Nothing prepares you for the boat trip from the airport into the Grand Canal. Forget the movies and what you may have seen in magazines. If you are going to only do one extravagant thing in Venice, hire a private motor launch to speed you into the city.  It’s a vista, experience, and memory that will stay with you for a lifetime. As the city comes into view across the lagoon, you feel transported to another world and life previously not imagined.  It is beautiful, timeless, inexpressibly romantic and something you will never forget. Ah, Venice!


London Taxi



Taxi in London in front of a shopping centerMe said, “how far is it”?  He said, “Not that far”. Our first night in London having finished a quick dinner on our way to the theater, it was dark, a little damp and we didn’t have that much time to make the curtain.  “But how much farther is it?” Me asked, a little breathless trying not to break an ankle on the slippery cobblestone streets in 4″ heels.  “Hmm, pretty soon, I think.” was what He said.  It was starting to rain. We’d been walking for 20 minutes and my hair (enough said) was starting to look as bad as my feet hurt. Pretty bad.  Very bad. Bad enough to make me mad. “I want a taxi!” Me wailed.  “But we’re almost there!” said He. “I want a taxi now!” Me cried. So we climbed into a taxi, told the driver the address and he said in a gravely serious voice, “Are you certain, Madam?”  Very well then, he drove rather slowly to the end of the very short street, rolled around the corner, stopped and said, “Here you are then, Madam” and gave He a sympathetic look and wink.
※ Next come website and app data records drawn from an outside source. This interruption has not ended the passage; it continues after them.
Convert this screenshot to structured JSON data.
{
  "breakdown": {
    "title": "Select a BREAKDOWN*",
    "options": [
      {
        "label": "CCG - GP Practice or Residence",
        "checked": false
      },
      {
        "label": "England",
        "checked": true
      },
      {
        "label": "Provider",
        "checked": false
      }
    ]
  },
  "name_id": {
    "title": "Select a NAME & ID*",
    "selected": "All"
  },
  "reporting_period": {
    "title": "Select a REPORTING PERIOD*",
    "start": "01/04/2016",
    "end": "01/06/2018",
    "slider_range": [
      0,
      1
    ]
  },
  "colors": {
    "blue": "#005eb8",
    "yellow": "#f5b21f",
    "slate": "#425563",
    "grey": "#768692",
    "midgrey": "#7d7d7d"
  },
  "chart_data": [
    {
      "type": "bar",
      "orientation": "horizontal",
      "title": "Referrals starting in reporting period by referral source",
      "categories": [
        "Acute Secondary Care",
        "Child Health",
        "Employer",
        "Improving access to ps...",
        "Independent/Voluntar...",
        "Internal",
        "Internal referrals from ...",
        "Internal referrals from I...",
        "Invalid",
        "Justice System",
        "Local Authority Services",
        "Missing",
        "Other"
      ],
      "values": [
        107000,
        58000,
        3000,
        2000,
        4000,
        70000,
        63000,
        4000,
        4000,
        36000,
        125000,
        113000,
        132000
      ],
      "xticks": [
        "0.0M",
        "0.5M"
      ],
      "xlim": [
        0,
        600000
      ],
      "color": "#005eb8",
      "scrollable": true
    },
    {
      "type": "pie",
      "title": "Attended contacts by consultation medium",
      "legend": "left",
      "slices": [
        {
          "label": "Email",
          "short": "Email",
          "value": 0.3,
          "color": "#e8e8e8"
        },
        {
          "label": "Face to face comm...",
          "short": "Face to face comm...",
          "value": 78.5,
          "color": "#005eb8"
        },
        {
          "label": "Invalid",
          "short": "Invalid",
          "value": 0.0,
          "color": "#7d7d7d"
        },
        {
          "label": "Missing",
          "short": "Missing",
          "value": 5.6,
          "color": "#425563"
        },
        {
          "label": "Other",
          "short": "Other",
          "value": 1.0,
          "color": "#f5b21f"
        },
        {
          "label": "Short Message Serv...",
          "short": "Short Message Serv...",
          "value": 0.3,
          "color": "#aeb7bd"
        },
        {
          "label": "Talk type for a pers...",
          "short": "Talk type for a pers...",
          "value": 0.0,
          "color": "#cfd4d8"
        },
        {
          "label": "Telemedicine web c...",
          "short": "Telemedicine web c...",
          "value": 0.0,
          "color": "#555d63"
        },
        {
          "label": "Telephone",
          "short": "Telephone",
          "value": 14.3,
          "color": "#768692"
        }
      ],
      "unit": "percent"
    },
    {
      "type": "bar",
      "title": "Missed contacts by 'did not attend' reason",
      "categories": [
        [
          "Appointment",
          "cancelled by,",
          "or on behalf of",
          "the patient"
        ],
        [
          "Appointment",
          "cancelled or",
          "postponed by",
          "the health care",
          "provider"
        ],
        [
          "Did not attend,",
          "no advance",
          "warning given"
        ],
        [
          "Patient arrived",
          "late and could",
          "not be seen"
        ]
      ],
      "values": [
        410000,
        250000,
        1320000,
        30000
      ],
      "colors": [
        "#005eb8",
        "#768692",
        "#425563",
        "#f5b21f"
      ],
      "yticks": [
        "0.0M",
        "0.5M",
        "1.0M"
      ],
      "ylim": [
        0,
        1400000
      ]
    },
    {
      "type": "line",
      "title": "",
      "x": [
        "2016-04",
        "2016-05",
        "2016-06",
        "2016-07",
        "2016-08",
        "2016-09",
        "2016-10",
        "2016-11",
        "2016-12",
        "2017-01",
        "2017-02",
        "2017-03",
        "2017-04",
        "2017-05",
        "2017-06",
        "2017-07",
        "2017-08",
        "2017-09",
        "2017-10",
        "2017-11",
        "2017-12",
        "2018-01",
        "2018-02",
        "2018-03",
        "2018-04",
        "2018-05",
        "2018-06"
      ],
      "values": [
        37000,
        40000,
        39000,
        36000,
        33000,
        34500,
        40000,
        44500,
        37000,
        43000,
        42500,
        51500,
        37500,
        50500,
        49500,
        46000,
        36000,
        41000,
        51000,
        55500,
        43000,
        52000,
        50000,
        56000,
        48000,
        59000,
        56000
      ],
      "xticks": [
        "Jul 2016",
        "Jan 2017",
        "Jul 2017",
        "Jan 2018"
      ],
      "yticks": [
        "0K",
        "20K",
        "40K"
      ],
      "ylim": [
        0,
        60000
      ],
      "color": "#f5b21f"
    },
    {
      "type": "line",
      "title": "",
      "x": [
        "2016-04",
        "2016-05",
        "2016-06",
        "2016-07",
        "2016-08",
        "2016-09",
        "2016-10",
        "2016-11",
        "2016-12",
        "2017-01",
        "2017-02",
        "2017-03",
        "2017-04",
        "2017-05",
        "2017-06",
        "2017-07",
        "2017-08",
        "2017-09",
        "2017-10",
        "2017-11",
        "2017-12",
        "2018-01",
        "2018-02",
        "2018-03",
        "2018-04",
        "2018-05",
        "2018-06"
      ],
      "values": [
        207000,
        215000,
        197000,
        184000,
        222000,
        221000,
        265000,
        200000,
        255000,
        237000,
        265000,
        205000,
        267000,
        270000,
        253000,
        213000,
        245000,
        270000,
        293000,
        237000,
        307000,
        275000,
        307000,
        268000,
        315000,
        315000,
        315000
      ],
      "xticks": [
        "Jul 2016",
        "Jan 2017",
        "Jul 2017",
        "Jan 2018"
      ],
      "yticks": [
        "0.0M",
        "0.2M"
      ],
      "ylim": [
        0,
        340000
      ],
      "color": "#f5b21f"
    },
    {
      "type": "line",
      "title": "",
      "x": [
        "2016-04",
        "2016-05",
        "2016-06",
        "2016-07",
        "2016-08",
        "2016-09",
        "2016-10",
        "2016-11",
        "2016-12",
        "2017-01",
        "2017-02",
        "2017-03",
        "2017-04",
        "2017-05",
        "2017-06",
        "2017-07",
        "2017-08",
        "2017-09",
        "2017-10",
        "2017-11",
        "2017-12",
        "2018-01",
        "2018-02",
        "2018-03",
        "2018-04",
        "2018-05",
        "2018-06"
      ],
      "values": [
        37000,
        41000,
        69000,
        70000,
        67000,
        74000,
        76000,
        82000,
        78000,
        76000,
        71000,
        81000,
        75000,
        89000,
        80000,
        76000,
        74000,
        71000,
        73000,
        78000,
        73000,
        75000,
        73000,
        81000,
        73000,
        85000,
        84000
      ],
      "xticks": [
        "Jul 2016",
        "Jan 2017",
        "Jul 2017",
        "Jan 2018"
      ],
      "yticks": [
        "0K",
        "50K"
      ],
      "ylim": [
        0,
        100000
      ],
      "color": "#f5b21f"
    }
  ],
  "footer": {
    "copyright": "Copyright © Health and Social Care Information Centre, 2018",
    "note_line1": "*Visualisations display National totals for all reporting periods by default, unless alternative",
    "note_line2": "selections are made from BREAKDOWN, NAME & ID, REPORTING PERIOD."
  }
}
Alright for the two of them with their short hair and flat shoes. When putting vanity first, you should take a taxi.